By Ruth Desta, Sexual and Reproductive Health Program Manager, PSI Ethiopia
As our program insights show: in Ethiopia, unmarried girls in relationships may not plan to have sex – as they shared, “it just happens!”
And still, stigma and misperceptions continue to stand between unmarried girls and their ability to choose contraception.
Through PSI’s flagship adolescent sexual and reproductive health (SRH) project Adolescents 360 (A360), we’ve learned that when we bring young people in as co-designers of the solutions that serve them, we, together, can deliver programs that support girls to see the relevance of contraception to their lives.
It’s a model ripe for replication – and one we, the A360 Ethiopia team, used as we expanded our focus to respond to the needs of unmarried Ethiopian girls too often left behind.
What Girls Told Us
Away from home, exposed to new cities, ideas, and–of course–boys, girls face higher risks for unwanted pregnancy.
Yet, young people shared, girls often feel uncomfortable approaching health providers for ASRH information and services for fear of judgement or, worse yet, being turned away.
Our A360 team tested prototypes of school-based contraceptive counseling programs and found that both girls and boys feel that school is a safe place for them to receive SRH information and services, because they want services that are private and confidential.
However, school-based, Western-funded SRH projects face resistance from communities.
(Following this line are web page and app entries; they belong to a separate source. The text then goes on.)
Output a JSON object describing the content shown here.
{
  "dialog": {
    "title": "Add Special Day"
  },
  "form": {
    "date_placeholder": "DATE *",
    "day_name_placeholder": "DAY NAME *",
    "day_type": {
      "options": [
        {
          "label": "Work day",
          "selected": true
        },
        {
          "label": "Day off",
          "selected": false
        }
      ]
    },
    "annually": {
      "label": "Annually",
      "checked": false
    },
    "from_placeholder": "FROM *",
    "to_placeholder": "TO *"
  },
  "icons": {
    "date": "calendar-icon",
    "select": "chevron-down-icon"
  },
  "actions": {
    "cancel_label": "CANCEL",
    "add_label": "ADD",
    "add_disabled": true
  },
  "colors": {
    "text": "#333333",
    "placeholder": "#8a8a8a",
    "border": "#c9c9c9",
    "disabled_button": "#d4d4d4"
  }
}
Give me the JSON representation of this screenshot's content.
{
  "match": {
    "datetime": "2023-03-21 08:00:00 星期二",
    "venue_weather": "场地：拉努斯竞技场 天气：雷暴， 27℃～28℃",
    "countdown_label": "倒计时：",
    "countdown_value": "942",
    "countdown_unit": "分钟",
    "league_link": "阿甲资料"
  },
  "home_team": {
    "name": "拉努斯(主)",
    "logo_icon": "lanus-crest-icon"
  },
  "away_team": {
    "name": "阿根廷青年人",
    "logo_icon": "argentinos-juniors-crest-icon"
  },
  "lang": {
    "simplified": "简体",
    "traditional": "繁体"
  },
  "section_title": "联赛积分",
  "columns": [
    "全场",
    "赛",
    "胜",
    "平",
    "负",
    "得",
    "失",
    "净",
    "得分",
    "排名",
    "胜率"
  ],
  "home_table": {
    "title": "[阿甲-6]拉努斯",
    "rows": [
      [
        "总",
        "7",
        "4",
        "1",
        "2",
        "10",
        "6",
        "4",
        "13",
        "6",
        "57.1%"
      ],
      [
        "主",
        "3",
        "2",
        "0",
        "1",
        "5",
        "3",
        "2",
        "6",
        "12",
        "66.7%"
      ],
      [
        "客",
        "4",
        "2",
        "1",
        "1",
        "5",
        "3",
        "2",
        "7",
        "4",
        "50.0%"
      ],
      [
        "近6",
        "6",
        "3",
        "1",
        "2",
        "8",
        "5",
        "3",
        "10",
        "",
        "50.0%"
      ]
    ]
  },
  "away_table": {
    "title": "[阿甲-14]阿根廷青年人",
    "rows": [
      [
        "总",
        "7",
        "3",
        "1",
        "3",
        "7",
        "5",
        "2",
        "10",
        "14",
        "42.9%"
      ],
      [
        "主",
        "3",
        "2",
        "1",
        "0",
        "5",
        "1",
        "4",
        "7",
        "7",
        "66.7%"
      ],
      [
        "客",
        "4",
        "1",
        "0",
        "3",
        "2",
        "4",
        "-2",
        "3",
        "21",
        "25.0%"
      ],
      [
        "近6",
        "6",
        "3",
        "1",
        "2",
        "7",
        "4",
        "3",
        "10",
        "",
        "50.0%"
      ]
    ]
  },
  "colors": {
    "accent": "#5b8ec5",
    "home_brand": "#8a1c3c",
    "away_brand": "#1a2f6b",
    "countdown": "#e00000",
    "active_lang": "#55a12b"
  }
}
Many fear that global NGOs and donors will infuse SRH education with Western culture and, by extension, encourage adolescents to have sex from an early age.
Moreover, our insight gathering phase showed that while education administrators want students to engage in sexual education, they’re cautious about what and how much information reaches students for fear it may encourage young people have sex.
And while our program didn’t have the time nor resources to respond to this specific challenge, we did take extra steps to ensure transparency in our communication with school administrators. The MoU that was signed between health, education regional bureaus and PSI gave us legal framework to implement the program.
Through multiple iterations – and some adaptations to account for COVID-19—we landed on a solution: programming that starts the conversation with girls’ dreams, with contraceptive services provided, on-site, on-demand and for free.
We’ve documented the insights that informed the process. And we’ve highlighted the 5 learnings we took away from testing prototypes while in a pandemic. We invite you to give them a read.